The upcoming pilots, which will run for a month, will incorporate the lessons learned from the earlier evaluation and also network with TSA’s Secure Flight, which vets passengers against terrorist watch lists. Once the Travel Document Checker puts a person’s driver’s license into the CAT device, the system receives the traveler’s Secure Flight vetting status, allowing the officer to make a decision whether to allow the individual to continue into the checkpoint.
Austin Gould, TSA’s assistant administrator for Requirements and Capabilities Analysis, said at the conference that biometrics add security to the process while helping move people through the checkpoint faster and enhancing their experience.
“People like it,” he said, adding that this has been proven by the agency’s experience with the evaluation last year in Las Vegas and the ongoing use of the facial recognition technology at an evaluation at the checkpoint at Terminal F in Atlanta’s Hartsfield Jackson International Airport.
In the Atlanta effort, TSA is using camera technology at its PreCheck trusted traveler lanes for international flights and sending the image captured of a traveler at the checkpoint for comparison against a gallery of images maintained by Customs and Border Protection for its biometric entry and exit system. The CAT-Camera (CAT-C) evaluations will be done with the non-trusted traveler population.
Gould said that the one-to-one matching that will be done with the CAT-C system helps to eliminate privacy, civil liberties, and cyber security concerns that might come with comparing a live image against a larger database of photos. He said for the CAT-C demonstrations the individual’s photo isn’t retained and matching is local.
As to when TSA might begin operational deployments of CAT systems equipped with cameras, Gould told Defense Daily later that this is yet to be determined. He said the agency is exploring having industry purchase the cameras and gifting them to TSA much like airlines have purchased more than 100 Automated Screening Lanes and gifted them to the agency to evaluate at some airports.
For the CAT-C evaluations this summer, TSA expects the integrated configuration and form factor to be the final one for the one-to-one matching to assist the Travel Document Checker, according to a slide presentation by TSA’s Lim.
The same slides show that TSA is planning another pilot in 2021, called CAT-C AutoCAT, that will evaluate automating all the Travel Document Checker functions so that the officer can focus on identity resolution or other priorities. Lim described this as an automated electronic-gate integrated with the CAT-C technology, which would be like a self-service document checking station.

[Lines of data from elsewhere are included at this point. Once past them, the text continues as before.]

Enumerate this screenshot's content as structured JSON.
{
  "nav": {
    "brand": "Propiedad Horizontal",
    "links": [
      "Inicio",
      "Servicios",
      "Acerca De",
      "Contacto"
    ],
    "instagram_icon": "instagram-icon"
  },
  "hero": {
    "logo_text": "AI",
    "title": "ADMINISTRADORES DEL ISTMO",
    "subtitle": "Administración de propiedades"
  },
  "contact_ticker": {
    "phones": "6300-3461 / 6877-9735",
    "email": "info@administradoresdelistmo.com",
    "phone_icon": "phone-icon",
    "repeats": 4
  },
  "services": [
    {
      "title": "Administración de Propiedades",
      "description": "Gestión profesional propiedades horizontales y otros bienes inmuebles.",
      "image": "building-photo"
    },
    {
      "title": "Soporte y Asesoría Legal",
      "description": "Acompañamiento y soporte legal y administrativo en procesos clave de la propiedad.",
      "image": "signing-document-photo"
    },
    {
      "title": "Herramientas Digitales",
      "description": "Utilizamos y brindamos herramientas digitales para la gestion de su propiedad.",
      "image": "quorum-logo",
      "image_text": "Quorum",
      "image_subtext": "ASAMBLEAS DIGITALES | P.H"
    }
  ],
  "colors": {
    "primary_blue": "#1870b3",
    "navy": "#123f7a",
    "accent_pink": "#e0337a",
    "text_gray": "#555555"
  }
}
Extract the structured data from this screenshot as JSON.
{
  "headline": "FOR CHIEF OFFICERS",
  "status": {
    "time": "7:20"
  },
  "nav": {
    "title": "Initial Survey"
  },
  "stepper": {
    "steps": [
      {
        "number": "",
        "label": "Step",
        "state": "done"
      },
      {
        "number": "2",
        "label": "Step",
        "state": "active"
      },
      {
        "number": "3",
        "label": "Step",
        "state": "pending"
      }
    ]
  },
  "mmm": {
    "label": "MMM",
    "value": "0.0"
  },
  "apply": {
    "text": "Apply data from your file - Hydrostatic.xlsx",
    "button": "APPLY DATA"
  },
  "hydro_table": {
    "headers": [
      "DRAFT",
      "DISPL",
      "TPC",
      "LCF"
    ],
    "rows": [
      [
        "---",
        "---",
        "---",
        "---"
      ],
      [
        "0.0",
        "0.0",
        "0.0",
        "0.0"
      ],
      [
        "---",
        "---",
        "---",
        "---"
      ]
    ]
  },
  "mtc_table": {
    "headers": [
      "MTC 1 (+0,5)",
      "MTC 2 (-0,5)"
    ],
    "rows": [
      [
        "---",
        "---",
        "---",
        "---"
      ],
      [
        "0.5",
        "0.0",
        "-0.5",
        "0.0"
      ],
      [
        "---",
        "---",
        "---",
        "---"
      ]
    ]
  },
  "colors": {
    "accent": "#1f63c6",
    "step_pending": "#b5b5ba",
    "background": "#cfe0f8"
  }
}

Lim also said that TSA is working with industry groups to keep abreast of developments with mobile driver’s licenses, which would contain digital identities that could be carried on a smart phone. He said the agency needs to be ready on a “technology and policy basis to ingest that identity” and “not miss a beat when the population starts to uptake this way of presenting their IDs.”